But just as the foundry industry was beginning to hit its stride, the fast-moving semiconductor marketplace continued to evolve. “By 2000, the foundry business model had moved from an idea for companies who could not afford fabs to being front and center in the mainstream of manufacturing,” Hutcheson writes. “Many had come to believe the foundry was the future of manufacturing. But the nature of the business was changing as storm clouds formed on the horizon. These storm clouds grew darker as conflicting market and technology pressures were forcing change.” Hutcheson reviews these market and technology pressures, which include rising competition, increasing emphasis on cost, and the daunting challenges presented by new wafer sizes, transistors, and materials. All of these factors led to an erosion of trust between foundries and their customers and opened the door for some to speculate that the foundry model might be dead.
To solve these problems, Hutcheson calls for a new working relationship that melds the seamless collaboration of an IDM with the flexibility of the fabless-foundry model. This “collaborative device manufacturing” approach must be structured to collaborate seamlessly, allowing the fabless company to innovate on the foundry’s platform as an extension of its own strategy starting early in a new process node’s development. “GF, to a great extent, was perfectly positioned to address the emerging need for a new foundry model,” Hutcheson writes. “Its roots were as an IDM, having spun out from AMD in 2009. Having acquired Chartered, it also gained deep roots in the foundry 1.0 model, allowing it to bridge both worlds. Its CEO, Ajit Manocha, deeply understood the issues. . . . So it was no surprise that Manocha would be the first foundry CEO to address the issue, spelling out a new model he called Foundry 2.0.”

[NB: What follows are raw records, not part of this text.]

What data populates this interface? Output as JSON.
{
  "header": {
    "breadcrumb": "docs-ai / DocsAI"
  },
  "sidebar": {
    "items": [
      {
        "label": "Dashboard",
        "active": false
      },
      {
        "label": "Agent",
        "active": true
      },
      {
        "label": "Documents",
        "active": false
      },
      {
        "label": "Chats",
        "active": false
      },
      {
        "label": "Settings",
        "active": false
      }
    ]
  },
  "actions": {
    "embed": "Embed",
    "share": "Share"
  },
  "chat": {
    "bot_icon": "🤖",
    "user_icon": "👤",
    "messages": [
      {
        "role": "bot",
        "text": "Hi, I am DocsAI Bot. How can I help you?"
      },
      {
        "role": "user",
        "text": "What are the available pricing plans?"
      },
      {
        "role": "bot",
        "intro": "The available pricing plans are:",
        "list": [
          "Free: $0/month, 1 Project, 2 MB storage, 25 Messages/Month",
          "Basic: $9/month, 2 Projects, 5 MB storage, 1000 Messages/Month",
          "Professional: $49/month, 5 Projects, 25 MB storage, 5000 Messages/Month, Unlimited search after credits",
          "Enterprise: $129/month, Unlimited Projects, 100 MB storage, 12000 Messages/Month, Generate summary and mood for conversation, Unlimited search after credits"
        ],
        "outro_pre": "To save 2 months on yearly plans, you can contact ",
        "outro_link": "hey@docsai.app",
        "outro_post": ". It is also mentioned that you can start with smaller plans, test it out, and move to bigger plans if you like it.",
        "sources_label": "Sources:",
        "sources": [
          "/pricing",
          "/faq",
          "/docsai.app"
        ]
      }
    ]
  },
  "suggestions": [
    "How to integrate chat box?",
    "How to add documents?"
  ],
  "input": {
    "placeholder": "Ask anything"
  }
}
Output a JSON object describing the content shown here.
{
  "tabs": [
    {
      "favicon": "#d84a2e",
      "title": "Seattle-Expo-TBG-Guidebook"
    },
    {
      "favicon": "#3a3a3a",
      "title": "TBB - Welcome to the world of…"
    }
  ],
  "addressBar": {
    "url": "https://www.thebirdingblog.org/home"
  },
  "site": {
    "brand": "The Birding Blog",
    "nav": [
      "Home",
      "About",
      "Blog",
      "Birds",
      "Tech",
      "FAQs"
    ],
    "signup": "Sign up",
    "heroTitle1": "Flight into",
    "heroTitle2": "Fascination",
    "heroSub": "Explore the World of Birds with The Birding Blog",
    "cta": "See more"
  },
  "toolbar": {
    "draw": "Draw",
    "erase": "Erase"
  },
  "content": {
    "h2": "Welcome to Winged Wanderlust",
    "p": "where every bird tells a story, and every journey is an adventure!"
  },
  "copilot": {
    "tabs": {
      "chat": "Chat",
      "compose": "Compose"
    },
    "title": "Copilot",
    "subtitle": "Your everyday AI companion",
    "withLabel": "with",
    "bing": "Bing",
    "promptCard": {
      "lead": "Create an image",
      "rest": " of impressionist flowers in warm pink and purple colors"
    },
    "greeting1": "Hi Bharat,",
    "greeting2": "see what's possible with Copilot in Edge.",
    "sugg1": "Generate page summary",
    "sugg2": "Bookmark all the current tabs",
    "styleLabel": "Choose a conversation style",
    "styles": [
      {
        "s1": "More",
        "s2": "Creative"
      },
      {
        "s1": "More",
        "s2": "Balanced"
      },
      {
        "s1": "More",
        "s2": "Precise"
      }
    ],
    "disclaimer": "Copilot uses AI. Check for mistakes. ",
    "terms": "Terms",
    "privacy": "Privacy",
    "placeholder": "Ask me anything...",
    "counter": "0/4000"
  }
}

Readers of this blog will be no stranger to the Foundry 2.0 concept, but Hutcheson brings a fresh interpretation as he describes the intricacies of the new business model and puts Foundry 2.0 in its proper historical context.